Top of Material for the task
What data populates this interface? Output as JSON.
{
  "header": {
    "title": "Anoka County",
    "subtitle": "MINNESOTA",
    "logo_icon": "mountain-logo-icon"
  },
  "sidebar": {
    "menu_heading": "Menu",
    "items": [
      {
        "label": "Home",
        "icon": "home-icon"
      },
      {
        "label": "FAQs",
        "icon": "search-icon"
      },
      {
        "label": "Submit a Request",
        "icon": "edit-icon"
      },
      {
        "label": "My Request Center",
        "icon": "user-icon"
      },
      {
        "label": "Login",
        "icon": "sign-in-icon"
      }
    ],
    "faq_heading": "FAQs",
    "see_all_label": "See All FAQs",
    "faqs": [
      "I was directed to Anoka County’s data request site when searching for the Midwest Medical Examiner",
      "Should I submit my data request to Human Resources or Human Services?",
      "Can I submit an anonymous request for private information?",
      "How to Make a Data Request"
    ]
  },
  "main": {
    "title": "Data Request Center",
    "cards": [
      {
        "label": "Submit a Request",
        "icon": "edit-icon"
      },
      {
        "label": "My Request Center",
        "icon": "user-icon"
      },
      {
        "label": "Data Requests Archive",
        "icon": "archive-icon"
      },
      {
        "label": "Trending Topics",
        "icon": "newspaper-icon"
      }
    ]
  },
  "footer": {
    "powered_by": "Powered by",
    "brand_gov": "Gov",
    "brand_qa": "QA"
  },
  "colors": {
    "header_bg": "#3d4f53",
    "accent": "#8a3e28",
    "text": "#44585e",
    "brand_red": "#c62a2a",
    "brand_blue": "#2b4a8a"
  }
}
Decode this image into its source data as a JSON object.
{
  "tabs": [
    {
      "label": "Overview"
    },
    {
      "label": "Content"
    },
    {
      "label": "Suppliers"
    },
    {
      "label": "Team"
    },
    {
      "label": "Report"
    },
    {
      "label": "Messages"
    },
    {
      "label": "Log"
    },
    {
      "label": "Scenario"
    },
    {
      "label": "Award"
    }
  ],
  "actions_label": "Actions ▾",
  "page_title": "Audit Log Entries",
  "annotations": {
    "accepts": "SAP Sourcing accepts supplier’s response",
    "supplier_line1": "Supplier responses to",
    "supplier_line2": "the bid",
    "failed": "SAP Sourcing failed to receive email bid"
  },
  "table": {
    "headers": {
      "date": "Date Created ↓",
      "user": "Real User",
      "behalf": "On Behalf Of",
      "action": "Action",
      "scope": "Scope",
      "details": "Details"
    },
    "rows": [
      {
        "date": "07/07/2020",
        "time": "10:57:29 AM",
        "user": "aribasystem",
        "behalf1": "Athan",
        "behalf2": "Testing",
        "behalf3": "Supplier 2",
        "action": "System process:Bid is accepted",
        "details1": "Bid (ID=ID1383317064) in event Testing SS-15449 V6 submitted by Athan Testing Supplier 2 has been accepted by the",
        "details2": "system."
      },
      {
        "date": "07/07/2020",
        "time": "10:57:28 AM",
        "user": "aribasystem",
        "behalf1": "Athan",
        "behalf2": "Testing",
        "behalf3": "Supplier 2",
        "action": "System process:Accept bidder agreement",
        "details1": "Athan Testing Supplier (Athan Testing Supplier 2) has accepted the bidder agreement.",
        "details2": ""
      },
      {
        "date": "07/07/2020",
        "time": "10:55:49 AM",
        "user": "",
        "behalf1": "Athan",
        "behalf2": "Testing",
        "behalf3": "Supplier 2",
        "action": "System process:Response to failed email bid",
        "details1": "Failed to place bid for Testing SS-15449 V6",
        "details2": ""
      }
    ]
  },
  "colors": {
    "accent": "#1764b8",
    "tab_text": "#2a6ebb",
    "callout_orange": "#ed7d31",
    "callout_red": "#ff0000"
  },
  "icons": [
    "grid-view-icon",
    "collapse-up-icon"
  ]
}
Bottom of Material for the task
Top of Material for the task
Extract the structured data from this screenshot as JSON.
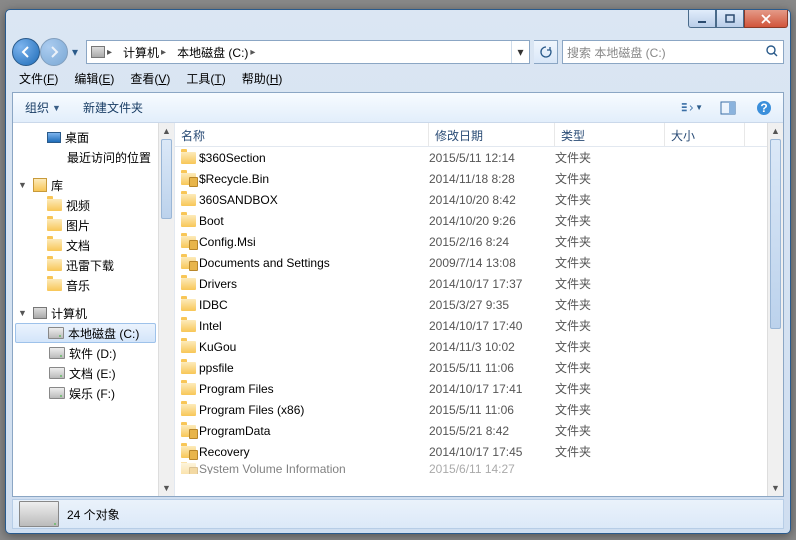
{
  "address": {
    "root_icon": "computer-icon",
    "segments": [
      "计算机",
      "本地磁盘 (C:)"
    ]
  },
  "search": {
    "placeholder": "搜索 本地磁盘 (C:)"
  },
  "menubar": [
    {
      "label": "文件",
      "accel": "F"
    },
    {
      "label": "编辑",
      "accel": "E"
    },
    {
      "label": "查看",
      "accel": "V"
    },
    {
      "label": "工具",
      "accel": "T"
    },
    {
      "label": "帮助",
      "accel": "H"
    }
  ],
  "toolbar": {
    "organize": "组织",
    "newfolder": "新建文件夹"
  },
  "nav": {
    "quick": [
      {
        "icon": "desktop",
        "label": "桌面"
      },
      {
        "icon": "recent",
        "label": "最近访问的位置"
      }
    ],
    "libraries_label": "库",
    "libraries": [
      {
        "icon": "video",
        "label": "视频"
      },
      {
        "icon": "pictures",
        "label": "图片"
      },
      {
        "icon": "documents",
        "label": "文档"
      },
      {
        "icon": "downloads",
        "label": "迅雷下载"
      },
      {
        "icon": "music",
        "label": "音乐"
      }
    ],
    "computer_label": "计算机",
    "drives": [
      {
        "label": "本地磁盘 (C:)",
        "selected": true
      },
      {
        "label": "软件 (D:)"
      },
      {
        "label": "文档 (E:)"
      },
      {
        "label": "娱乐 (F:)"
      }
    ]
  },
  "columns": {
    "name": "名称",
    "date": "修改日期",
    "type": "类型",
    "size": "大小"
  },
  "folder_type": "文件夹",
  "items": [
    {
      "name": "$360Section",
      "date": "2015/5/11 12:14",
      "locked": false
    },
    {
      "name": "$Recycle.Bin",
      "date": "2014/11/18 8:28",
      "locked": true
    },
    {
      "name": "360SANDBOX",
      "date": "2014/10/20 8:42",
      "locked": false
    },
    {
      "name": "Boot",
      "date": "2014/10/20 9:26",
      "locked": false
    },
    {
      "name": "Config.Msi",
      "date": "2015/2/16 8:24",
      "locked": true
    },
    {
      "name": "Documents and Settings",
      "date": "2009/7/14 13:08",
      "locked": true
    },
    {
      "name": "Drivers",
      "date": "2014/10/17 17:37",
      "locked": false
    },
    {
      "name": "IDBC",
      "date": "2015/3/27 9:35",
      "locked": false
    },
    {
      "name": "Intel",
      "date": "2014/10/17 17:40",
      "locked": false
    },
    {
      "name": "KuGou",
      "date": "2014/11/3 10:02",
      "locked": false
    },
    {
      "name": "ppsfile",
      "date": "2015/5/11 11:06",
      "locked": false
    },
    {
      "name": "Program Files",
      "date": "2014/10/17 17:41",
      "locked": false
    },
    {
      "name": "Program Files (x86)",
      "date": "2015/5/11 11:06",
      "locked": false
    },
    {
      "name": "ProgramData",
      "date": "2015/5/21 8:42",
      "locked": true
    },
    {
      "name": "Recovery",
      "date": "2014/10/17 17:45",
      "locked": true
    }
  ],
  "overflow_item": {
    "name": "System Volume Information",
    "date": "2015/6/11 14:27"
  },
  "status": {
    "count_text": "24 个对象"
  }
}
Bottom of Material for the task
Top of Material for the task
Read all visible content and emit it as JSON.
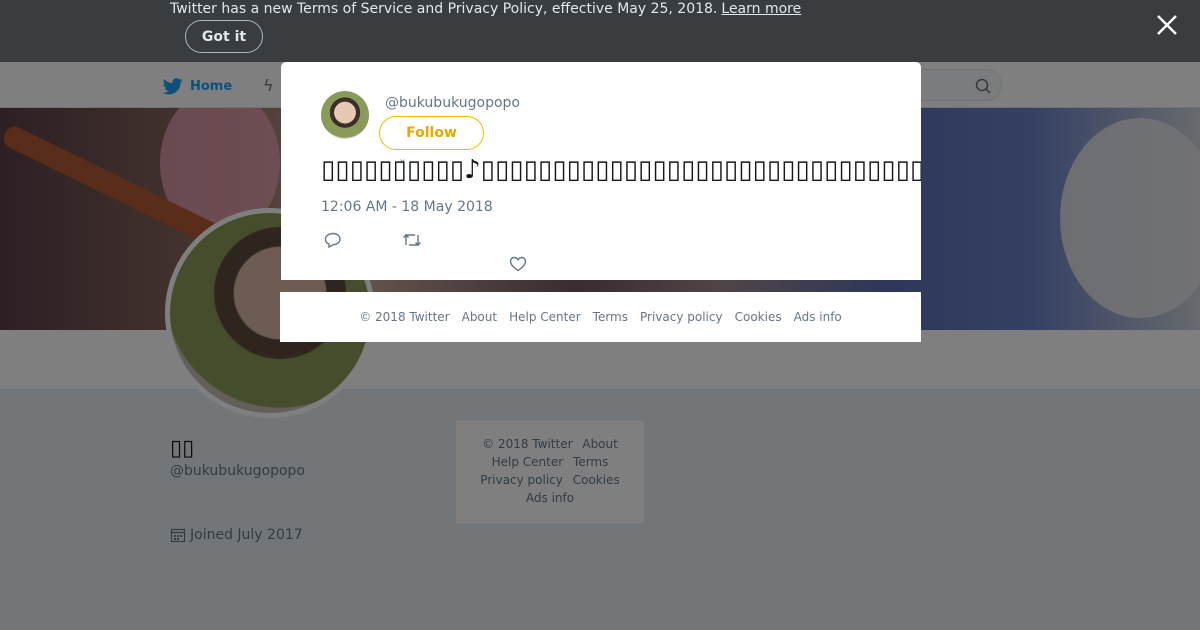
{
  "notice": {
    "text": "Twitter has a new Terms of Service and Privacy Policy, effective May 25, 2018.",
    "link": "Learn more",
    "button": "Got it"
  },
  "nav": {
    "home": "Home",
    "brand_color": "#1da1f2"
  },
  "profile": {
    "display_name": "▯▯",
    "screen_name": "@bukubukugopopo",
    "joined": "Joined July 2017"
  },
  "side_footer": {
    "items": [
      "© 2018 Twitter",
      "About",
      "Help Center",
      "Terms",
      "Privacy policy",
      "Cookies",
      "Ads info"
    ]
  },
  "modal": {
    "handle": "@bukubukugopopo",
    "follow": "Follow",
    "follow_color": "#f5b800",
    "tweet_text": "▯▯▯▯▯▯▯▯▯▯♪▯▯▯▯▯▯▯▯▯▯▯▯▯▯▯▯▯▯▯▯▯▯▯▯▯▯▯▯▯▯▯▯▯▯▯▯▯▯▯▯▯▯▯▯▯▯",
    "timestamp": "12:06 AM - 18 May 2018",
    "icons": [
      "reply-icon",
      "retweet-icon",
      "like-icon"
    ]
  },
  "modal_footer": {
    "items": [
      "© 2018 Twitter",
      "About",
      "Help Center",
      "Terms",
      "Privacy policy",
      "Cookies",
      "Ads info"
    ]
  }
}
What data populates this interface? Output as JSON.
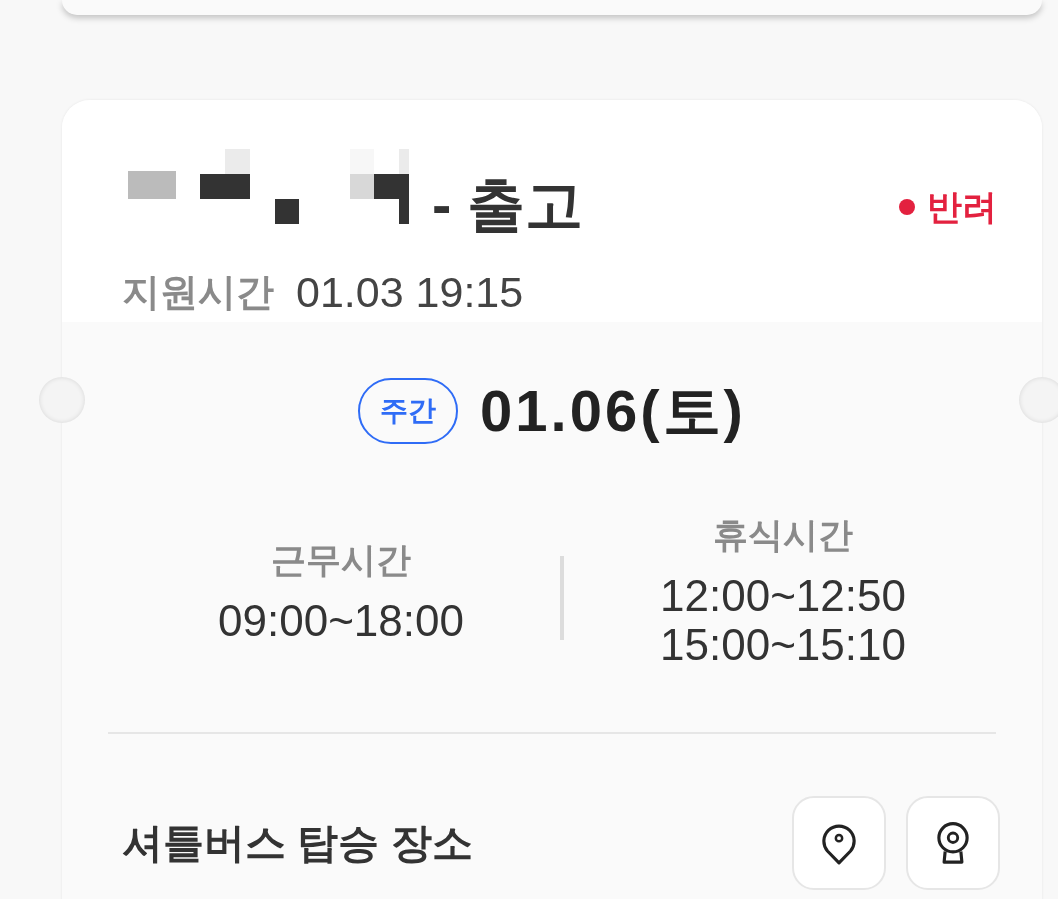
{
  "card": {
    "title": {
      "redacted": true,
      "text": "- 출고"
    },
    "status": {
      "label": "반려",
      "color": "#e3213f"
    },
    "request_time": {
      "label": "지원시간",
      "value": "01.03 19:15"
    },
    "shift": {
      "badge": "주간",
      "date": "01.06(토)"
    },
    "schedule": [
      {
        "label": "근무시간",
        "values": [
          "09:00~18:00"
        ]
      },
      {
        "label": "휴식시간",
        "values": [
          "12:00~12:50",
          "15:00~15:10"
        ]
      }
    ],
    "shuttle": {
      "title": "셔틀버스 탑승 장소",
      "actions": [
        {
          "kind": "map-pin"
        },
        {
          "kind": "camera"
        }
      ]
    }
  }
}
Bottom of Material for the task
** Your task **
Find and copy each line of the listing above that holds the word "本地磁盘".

** Result for this exercise **
      "本地磁盘 (C:)"
    "placeholder": "搜索 本地磁盘 (C:)"
        "label": "本地磁盘 (C:)",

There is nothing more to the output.